Frank N. Gaster, Appellant,
Carolina Department of
Corrections, and Michael
Carolina Department of
Probation, Parole and
Pardon Services, Respondents.
Appeal From Richland County
Costa M. Pleicones, Judge
Opinion No. 24587
Heard February 5, 1997 - Filed March 10, 1997
James B. Richardson, Jr., of Svalina, Richardson & Larson, of Columbia, for appellant.
L. Hunter Limbaugh, of Willcox, McLeod, Buyck & Williams, of Florence, for respondent Evatt; and Carl N. Lundberg, Chief Legal Counsel, of South Carolina Department of Probation, Parole and Pardon Services, of Columbia, for respondents Cavanaugh and South Carolina Department of Probation, Parole and Pardon Services.
FINNEY, C.J.: This is a statutory construction case. The issue is whether appellant's 1988 conviction for a violation of S.C. Code Ann. §16-3-655(3)(1986) is properly classified as a violent offense under S.C. Code Ann. §16-1- 60 (1986 and Supp. 1996). The circuit court held that it was, and appellant has appealed. We affirm.

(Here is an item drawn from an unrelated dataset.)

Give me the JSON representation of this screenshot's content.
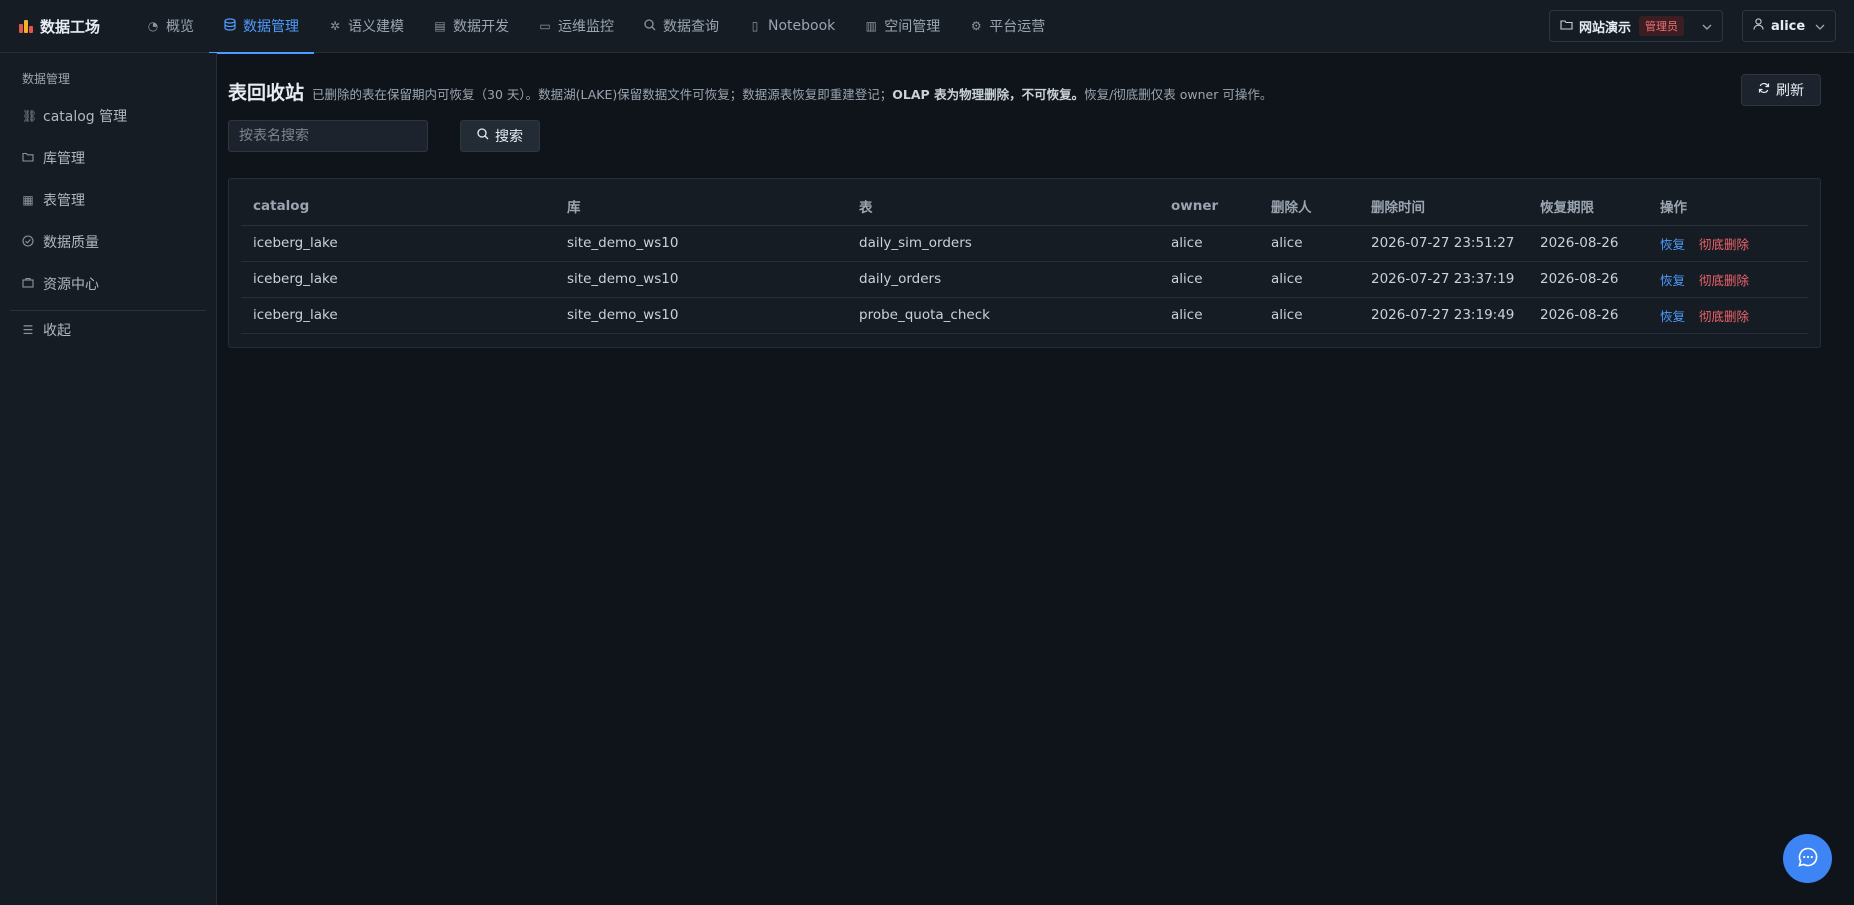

At the time appellant committed this offense and was convicted, §16-1-60 read: For purposes of definition under South Carolina law a violent crime includes the offenses of murder, criminal sexual conduct in the first and second degree, assault and battery with intent to kill, kidnapping, voluntary manslaughter, armed robbery, drug trafficking as defined in Section 44-53-370(3), arson in the first degree, burglary in the first degree, and burglary in the second degree under Section 16-11-312(B). (emphasis added). Appellant was convicted of violating §16-3-655(3), which reads: A person is guilty of criminal sexual conduct in the second degree if the actor engages in sexual battery with a victim who is at least fourteen years of age but who is less than sixteen years of age and the actor is in a position of familial, custodial, or official authority to coerce the victim to submit or is older than the victim. (emphasis added). In addition to this statute defining second degree Criminal Sexual Conduct (CSC) as a sexual battery between a minor and a person of authority or older person, other statutory provisions define second degree CSC as a sexual battery with a victim between the ages of eleven and fourteen [§16-3-655(2)(1985)] , or a sexual battery accomplished by the use of aggravated coercion. S.C. Code Ann. §16-3- 653(l)(1985).
Appellant argues that the legislature did not intend to include second degree CSC with a minor in the 1986 version of the violent crimes statute. We need not "divine" intent when statutory language is clear and unambiguous, but instead need simply apply the statute's literal language. e.g., State v. Blackmon 304 S.C. 270, 403 S.E.2d 666 (1991). Under the clear and unambiguous language of §16-3-655(3), appellant was convicted of second degree CSC.Fn.1
The 1986 version of the classification statute did not distinguish between the three second degree CSC statutes. In contrast, the language at the end of §16-1-60, classifying only one statutory definition of second degree burglary as violent, shows that the Legislature recognized crimes of the same name could be committed in different ways, and that it could and did distinguish between the different forms for classification purposes when it intended to. The statutory
_______________ Fn.1 To the extent appellant's argument relies on the fact that §16-3-655 is captioned "Criminal Sexual Conduct with Minors", it also fails. The title of a statute is "of use only when [it] shed[s] light on some ambiguous word or phrase . . . but [it] cannot undo or limit what the text makes plain." Garner v. Houck, 312 S.C. 481, 435 S.E.2d 847 (1993).
language of the 1986 version of §16-1-60 is clear and unambiguous: second degree CSC is a violent offense.
In 1993 the General Assembly amended the classification statute. 1993 Act No. 184, §8. In this amendment, the Legislature added specific statutory references to the crimes named in §16-1-60, and for the first time separately listed CSC with a minor as a named offense, with reference to that specific statute. We find this amendment does not evidence the addition of CSC with a minor as a new offense to the violent crimes list, but instead is simply a housekeeping matter. Once §16-1-60 was amended to add references to the definitional statutes, it was logical to separate the different CSCs so that each named crime in §16-1-60 is aligned with a single statutory definition.
Our decision today is consistent with 1991 Op. Atty. Gen. 91-46, p. 118. We find that appellant's 1988 conviction for a violation of §16-3-655(3) is properly classified as a violent offense pursuant to §16-1-60. Accordingly, the circuit court's order is
TOAL, MOORE, and BURNETT, JJ., and Acting Associate Justice John W. Kittredge, concur.